"It is the Marian face of the church, and the world's over-the-top reaction to it is a striking indication of the need for it," she said.
She cautioned that there might be a temptation within the church to admire and value the contributions of women in theory, but not in fact.
"It will take more than goodwill to grasp and promote a Marian church and the gifts that women provide in it and for it," she said. "One needs women not only on the front lines, but in the back office and also the executive suite. Obviously, not in the spirit of careerism, but in the same spirit of servant leadership that Pope Francis is inviting."
Robinson also spoke of Pope Francis' call for women's leadership, which should arise "not for the sake of women, but for the sake of the church." She suggested Catholics reflect on the role of St. Clare, who formed a women's religious community to participate in St. Francis' work.
Rosica said people can get hung up on the externals of Pope Francis' ministry -- driving a Ford Focus, wearing simpler garments, making a jam sandwich for a member of the Swiss Guard protecting his apartment -- and miss the heart of the message.

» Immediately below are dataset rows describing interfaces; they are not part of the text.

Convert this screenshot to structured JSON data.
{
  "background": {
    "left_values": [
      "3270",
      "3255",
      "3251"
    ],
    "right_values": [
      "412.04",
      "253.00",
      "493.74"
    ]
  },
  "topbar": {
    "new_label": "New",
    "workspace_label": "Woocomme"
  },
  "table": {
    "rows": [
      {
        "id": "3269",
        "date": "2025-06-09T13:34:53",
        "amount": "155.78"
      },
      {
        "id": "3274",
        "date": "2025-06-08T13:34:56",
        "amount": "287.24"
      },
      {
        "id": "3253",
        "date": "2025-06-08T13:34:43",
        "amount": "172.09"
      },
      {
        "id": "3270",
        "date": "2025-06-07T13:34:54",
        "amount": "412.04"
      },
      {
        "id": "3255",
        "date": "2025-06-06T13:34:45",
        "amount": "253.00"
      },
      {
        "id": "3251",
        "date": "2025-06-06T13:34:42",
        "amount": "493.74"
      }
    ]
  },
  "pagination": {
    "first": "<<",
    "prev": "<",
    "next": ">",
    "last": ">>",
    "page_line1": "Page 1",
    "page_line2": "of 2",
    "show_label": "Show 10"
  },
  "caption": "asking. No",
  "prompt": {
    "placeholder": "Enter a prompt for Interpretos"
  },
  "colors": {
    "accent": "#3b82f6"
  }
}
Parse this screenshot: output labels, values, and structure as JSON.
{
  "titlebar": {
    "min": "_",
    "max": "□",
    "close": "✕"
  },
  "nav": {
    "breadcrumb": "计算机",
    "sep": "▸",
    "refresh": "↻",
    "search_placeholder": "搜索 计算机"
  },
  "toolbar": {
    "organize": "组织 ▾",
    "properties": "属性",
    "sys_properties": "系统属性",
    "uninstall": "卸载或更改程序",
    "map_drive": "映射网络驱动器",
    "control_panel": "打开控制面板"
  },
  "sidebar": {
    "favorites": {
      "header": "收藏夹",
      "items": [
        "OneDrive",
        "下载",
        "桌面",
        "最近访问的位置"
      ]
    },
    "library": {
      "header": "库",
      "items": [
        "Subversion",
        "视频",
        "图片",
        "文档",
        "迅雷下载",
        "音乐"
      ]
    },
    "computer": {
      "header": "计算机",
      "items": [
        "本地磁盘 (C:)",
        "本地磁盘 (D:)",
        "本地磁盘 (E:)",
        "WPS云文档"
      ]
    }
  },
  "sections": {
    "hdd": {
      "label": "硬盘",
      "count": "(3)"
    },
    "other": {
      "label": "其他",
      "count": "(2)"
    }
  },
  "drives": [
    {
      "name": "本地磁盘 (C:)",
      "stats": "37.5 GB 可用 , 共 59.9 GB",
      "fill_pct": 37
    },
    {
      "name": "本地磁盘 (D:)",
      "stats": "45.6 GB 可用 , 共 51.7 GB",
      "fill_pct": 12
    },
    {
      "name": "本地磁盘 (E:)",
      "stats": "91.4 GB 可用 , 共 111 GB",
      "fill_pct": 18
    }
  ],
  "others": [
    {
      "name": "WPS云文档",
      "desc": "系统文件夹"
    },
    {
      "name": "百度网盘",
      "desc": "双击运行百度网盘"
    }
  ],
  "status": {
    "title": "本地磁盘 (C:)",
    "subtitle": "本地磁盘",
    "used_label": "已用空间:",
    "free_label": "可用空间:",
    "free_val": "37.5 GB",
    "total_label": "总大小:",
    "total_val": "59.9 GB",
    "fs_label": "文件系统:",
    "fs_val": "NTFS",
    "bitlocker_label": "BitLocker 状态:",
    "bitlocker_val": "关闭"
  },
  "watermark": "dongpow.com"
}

"Everything he's doing now is not just imitation of his patron saint ... it's a reflection of someone else: the child of Bethlehem who would grow up to become a man of the cross," the priest said.
He added: "Francis is giving the world a very powerful glimpse into the heart and the mind of God."
The most important achievement of Pope Francis' first year, which celebrated its anniversary March 13, is that he has "re-branded Catholicism and the papacy," Rosica said.
During the evening's question-and-answer session, a Loyola student who implied he is gay said he was raised Catholic but felt pushed out of the church. Pope Francis made him feel like he might have a place in the church again.
"My concern is that words can only go so far," he said. "Without actual change in doctrine or canon law, how will that filter down to the bishops and the priests that actually impact people's lives?"
Malone confirmed that Pope Francis does not intend to change the church's doctrine, but said not to discount the power of his shift in tone.
"Certainly since the Second Vatican Council, the church has taught, among other things about human sexuality, that gay and lesbian people ought to be accepted with compassion, sensitivity and respect," he said. "What this pope has done, which I think is so important, is that he has said that is not only a part of the church's teaching, that is the most important part of the church's teaching about gays."